On 25 August 1991, the Ukrainian parliament decreed that the new nation would take control of all military units on its territory; a Defence Ministry was created that same day.
By the mid-1990s, the Pryluky Regiment had lost its value as a combat unit; 19 Tu-160s were effectively grounded due to a lack of technical support and spare parts.
The newly assembled Tu-160M2, named Petr Deinekin (after the first commanding officer of the Russian Air Force Gen.
While Russian experts, who examined the aircraft at the Pryluky Air Base in 19, assessed their technical condition as good, the $3 billion price proposed by Ukraine was considered by Russians as unacceptable.
In April 1998, due to the stalled negotiations, Ukraine decided to commence scrapping the aircraft under the Nunn–Lugar Cooperative Threat Reduction Agreement.
Another significant difference is that the colour scheme on the B-1B Lancer is usually subdued dark gray to reduce visibility; the Tu-160 is painted with anti-flash white, giving it the nickname among Russian airmen "White Swan".
The regiment previously operating Tu-16 and Tu-22M3 bombers became the first unit received the Tu-160.
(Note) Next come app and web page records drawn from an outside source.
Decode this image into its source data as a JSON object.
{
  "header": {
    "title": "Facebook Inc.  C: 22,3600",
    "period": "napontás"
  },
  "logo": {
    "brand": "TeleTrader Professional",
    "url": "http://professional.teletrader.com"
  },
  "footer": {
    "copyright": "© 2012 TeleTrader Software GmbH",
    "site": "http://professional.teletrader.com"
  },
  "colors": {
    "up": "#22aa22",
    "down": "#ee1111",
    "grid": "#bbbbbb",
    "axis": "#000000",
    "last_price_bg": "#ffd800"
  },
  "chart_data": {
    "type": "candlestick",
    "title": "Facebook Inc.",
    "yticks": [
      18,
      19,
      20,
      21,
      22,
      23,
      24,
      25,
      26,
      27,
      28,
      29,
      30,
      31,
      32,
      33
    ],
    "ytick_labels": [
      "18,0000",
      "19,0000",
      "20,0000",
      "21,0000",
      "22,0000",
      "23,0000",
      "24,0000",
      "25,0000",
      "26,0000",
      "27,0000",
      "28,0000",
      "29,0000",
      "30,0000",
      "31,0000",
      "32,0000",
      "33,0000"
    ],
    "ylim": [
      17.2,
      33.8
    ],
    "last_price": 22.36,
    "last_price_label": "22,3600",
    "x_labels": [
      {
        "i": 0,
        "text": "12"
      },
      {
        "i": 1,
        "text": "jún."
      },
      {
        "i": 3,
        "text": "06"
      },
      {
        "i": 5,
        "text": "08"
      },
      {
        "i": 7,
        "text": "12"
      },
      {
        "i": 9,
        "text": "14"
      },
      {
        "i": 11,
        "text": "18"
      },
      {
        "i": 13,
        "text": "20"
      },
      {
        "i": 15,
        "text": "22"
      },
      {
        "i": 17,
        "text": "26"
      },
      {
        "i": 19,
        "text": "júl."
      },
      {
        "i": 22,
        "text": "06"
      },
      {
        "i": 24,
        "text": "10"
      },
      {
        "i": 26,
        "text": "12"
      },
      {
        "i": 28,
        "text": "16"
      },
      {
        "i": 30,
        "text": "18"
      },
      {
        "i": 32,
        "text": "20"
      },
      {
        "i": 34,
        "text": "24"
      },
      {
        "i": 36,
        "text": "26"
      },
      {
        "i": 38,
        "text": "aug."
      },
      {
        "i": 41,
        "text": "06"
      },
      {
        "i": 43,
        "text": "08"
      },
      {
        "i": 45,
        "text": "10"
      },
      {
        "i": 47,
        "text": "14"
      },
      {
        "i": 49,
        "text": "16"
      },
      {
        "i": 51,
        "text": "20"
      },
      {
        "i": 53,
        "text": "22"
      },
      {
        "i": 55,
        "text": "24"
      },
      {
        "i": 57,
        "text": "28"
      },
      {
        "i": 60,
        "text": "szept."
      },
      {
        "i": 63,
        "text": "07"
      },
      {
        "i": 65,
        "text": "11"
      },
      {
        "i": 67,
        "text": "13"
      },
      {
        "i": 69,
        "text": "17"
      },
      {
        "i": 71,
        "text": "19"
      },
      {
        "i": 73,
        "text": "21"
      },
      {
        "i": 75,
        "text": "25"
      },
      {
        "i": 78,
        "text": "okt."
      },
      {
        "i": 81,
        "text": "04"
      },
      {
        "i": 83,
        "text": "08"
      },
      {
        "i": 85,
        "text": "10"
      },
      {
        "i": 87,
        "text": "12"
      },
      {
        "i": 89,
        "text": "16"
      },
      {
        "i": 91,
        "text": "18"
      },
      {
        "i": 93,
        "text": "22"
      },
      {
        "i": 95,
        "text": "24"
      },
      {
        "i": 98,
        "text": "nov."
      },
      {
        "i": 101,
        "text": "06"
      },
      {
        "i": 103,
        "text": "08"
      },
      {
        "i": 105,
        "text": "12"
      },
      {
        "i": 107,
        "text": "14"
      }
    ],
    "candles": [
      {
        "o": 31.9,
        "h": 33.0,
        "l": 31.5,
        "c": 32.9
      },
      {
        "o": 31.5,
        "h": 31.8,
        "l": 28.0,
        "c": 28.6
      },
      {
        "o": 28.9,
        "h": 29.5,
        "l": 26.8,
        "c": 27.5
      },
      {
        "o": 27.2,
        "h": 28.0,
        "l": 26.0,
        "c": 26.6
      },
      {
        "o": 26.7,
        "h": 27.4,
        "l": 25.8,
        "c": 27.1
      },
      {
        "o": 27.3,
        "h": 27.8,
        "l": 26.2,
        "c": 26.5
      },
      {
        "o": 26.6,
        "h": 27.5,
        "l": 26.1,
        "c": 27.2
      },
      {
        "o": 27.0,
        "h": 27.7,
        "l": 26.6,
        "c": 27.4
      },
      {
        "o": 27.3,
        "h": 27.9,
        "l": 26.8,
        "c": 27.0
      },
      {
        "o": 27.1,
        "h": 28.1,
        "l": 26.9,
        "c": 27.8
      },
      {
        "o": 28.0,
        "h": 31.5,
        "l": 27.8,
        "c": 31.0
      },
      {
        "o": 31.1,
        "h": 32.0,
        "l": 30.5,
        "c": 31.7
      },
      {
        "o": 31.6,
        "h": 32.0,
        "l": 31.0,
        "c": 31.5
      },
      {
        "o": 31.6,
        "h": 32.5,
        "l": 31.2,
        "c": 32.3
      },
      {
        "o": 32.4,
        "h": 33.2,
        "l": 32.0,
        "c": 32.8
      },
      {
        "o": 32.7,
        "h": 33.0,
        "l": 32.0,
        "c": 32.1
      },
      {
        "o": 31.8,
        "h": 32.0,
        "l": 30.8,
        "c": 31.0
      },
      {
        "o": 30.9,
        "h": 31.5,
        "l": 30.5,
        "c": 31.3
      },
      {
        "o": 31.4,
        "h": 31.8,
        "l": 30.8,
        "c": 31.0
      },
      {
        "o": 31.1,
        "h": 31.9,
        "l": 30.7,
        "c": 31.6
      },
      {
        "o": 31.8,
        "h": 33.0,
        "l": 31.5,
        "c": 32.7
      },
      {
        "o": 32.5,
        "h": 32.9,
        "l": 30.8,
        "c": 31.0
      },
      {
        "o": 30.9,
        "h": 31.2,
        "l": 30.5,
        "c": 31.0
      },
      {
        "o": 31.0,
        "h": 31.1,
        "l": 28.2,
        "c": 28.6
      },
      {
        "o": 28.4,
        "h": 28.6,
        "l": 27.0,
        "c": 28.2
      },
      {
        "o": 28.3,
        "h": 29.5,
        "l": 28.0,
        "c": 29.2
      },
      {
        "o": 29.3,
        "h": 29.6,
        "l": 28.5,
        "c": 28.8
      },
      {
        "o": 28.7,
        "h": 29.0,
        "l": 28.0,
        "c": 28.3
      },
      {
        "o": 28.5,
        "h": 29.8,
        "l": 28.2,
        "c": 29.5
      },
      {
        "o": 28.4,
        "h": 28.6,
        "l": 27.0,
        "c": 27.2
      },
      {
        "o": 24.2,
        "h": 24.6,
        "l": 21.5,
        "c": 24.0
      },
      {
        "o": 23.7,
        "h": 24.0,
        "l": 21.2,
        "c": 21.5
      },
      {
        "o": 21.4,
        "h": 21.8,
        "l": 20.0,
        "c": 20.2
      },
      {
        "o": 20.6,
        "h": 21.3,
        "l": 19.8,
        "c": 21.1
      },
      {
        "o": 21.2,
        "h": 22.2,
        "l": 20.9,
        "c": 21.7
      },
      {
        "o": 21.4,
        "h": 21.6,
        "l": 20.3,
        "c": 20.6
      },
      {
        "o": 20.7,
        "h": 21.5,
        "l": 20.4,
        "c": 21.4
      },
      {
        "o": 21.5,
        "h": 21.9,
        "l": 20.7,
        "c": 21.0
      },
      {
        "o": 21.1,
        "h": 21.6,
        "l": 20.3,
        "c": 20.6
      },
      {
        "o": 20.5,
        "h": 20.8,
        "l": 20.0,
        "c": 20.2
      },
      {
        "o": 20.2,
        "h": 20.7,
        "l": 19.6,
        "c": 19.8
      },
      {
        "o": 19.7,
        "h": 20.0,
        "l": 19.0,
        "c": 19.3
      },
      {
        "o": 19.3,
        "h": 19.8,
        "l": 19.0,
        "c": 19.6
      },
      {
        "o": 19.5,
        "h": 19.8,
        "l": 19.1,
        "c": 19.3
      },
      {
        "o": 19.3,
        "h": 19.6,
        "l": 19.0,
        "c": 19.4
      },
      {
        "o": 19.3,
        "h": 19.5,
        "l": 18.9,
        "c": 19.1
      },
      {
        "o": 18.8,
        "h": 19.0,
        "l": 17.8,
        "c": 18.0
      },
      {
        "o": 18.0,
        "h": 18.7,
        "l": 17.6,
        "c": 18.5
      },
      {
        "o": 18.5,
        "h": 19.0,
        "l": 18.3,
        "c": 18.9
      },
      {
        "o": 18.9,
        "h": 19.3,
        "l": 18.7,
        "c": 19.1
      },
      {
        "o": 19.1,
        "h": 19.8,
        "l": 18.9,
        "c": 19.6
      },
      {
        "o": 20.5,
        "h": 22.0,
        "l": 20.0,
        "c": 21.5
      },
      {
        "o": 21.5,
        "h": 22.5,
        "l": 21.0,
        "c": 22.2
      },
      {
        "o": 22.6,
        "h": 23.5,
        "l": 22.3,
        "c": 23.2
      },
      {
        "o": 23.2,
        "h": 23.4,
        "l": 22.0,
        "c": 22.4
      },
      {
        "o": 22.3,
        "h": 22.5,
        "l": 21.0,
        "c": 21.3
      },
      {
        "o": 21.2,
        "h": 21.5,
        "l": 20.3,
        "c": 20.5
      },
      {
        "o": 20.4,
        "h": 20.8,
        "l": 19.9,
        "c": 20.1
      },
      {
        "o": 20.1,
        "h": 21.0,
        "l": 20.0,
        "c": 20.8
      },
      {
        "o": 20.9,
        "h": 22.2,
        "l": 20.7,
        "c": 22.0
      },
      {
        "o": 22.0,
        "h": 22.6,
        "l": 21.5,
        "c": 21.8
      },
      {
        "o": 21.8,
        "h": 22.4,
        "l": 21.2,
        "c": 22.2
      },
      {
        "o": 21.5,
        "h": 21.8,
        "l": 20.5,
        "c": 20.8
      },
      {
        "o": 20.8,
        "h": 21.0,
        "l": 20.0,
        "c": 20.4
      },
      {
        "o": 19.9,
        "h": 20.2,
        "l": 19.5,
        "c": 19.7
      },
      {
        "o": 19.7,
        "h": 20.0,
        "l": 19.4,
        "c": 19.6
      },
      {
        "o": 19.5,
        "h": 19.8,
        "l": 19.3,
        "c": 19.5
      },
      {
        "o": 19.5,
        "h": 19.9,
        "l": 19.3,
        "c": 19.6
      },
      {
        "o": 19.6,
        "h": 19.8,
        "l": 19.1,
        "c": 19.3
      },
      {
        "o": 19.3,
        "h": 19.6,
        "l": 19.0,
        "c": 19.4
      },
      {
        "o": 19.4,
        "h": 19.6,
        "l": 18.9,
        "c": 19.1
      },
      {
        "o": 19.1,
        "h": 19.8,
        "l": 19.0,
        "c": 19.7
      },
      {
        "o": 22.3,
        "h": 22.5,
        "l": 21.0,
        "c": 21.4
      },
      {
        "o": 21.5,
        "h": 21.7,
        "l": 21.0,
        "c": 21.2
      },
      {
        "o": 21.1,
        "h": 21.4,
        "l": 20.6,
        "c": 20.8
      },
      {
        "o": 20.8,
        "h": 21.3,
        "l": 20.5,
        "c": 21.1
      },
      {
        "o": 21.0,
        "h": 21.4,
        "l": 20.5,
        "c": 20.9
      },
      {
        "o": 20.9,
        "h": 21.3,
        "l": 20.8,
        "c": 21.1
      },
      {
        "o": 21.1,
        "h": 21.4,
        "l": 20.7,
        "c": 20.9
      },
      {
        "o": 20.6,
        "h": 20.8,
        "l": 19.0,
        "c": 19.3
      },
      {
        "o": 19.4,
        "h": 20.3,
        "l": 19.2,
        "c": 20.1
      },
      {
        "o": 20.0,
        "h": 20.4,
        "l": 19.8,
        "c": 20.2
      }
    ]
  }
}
Squadron deployments to Long Range Aviation began that month, prior to the Tu-160 was first publicly presented in a parade in 1989.